## [DATA TO USE]
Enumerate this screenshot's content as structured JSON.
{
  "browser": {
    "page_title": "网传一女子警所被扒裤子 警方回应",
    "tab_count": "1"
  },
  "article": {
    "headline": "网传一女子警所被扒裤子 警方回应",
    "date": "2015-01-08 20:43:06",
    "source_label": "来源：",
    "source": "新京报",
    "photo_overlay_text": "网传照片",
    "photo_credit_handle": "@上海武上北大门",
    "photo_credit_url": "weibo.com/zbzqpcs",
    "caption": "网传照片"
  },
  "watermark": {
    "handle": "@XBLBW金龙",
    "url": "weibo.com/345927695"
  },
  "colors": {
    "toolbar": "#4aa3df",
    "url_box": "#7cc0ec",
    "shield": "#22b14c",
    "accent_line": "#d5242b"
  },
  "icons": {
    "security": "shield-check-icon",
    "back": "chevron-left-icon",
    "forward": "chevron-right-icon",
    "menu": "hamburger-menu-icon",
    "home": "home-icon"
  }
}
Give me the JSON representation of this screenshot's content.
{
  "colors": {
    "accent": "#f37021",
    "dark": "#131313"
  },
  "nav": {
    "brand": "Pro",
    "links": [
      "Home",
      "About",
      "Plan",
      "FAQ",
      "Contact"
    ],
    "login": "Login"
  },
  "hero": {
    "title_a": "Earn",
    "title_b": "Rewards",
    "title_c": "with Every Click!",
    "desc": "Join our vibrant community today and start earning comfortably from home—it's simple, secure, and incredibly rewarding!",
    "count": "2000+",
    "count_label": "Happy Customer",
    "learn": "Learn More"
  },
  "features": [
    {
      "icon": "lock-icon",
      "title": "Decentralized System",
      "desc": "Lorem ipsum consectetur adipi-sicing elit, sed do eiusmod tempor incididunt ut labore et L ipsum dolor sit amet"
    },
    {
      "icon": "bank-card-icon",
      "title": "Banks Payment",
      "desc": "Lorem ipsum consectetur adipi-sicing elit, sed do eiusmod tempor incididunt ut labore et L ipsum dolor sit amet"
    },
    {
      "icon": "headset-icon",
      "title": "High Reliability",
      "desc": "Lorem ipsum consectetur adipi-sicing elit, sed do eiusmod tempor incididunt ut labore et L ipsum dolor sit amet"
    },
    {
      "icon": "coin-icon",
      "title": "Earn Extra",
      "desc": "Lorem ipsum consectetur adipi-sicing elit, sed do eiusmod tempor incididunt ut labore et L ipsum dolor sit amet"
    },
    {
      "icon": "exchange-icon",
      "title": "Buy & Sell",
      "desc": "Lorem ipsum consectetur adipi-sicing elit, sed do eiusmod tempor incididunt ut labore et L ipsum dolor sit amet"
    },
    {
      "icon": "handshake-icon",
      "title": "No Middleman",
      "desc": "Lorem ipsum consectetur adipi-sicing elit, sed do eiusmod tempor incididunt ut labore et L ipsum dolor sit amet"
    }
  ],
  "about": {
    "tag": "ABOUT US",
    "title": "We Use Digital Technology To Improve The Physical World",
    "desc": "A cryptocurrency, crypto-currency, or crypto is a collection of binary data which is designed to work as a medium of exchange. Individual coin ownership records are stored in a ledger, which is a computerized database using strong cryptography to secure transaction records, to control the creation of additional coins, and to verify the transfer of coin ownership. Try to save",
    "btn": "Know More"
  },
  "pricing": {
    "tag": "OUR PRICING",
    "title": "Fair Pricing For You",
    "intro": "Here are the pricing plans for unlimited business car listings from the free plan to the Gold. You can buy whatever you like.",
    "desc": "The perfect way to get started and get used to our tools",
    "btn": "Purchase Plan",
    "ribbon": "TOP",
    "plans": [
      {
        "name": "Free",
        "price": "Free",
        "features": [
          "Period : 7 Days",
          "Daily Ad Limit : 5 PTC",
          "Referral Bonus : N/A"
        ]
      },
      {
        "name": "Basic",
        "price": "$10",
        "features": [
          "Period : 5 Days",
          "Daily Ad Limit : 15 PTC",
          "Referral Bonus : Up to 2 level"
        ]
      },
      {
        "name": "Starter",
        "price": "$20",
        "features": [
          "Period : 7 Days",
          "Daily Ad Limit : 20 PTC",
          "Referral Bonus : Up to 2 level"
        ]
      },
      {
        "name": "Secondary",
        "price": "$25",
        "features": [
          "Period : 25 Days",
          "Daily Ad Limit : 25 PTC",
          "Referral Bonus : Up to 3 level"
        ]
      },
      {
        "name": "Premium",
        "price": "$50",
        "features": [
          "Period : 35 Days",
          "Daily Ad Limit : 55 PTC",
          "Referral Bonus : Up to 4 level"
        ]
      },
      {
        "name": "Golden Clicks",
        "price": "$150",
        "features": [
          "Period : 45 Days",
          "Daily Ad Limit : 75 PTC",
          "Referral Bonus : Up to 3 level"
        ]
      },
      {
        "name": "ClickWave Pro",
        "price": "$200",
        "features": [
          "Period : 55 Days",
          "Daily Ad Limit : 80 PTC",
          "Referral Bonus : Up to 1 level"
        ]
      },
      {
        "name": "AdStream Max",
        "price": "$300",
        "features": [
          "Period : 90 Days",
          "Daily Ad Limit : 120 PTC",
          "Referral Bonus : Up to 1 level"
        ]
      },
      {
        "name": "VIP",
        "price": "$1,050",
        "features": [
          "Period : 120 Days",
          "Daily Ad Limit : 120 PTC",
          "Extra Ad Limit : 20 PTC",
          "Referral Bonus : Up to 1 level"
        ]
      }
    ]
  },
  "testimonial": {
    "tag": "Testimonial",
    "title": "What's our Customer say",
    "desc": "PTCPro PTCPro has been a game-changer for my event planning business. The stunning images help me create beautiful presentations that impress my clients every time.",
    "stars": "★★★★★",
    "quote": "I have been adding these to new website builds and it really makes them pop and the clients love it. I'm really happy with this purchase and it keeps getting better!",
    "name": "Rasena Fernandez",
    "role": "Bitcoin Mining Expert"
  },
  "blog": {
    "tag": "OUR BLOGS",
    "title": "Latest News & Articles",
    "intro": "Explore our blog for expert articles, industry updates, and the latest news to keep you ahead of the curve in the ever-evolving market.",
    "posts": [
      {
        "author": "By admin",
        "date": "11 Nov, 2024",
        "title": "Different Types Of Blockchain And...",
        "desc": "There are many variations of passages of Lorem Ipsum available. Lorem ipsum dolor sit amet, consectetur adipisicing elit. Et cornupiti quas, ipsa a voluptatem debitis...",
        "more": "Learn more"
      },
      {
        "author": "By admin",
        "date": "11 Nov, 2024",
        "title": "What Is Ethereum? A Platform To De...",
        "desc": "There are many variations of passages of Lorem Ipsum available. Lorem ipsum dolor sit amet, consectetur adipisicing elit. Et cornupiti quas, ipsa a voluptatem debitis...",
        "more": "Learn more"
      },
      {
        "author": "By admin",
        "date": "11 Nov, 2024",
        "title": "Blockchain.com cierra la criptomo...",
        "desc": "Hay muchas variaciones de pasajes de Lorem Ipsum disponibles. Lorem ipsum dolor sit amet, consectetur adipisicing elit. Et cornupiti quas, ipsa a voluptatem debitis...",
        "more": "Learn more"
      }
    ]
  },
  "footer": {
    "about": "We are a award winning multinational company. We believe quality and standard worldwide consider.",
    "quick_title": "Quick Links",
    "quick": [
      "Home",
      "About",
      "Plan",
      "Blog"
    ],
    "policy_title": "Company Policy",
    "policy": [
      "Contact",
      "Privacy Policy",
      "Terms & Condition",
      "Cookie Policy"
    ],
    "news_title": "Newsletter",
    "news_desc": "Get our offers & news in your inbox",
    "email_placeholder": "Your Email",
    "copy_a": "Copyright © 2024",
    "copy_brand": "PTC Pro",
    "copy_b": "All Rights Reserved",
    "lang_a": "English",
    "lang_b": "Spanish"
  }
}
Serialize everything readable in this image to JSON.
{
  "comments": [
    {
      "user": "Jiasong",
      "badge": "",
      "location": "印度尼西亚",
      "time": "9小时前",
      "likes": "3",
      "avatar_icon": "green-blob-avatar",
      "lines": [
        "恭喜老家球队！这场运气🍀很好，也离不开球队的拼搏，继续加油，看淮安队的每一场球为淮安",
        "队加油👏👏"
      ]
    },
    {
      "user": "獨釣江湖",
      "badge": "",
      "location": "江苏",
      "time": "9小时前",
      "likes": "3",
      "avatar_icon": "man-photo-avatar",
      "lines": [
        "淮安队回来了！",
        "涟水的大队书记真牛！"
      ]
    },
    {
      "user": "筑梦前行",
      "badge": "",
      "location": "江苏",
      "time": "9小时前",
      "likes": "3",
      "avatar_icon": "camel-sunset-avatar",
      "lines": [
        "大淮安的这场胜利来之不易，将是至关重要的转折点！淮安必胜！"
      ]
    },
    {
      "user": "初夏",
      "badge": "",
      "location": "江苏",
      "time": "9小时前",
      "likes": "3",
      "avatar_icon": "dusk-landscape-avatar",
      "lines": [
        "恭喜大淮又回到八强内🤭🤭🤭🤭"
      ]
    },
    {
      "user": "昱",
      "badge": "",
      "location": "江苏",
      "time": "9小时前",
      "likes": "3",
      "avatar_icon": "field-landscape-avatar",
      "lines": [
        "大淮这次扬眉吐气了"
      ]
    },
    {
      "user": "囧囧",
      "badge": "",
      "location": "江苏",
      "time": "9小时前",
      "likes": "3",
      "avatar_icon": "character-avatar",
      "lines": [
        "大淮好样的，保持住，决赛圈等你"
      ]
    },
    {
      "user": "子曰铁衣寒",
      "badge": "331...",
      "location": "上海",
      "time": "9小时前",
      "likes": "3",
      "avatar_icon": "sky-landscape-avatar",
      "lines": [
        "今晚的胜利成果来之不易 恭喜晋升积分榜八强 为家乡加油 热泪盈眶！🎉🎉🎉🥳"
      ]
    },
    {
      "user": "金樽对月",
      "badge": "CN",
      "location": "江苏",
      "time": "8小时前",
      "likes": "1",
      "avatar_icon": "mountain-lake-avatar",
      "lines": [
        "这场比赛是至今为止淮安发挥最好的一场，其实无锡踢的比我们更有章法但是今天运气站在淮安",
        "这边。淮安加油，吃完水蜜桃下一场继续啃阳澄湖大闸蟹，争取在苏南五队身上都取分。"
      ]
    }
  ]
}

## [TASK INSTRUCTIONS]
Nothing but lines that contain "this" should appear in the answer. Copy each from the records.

## [ANSWER TO THE EXERCISE]
Enumerate this screenshot's content as structured JSON.
Give me the JSON representation of this screenshot's content.
    "quote": "I have been adding these to new website builds and it really makes them pop and the clients love it. I'm really happy with this purchase and it keeps getting better!",
Serialize everything readable in this image to JSON.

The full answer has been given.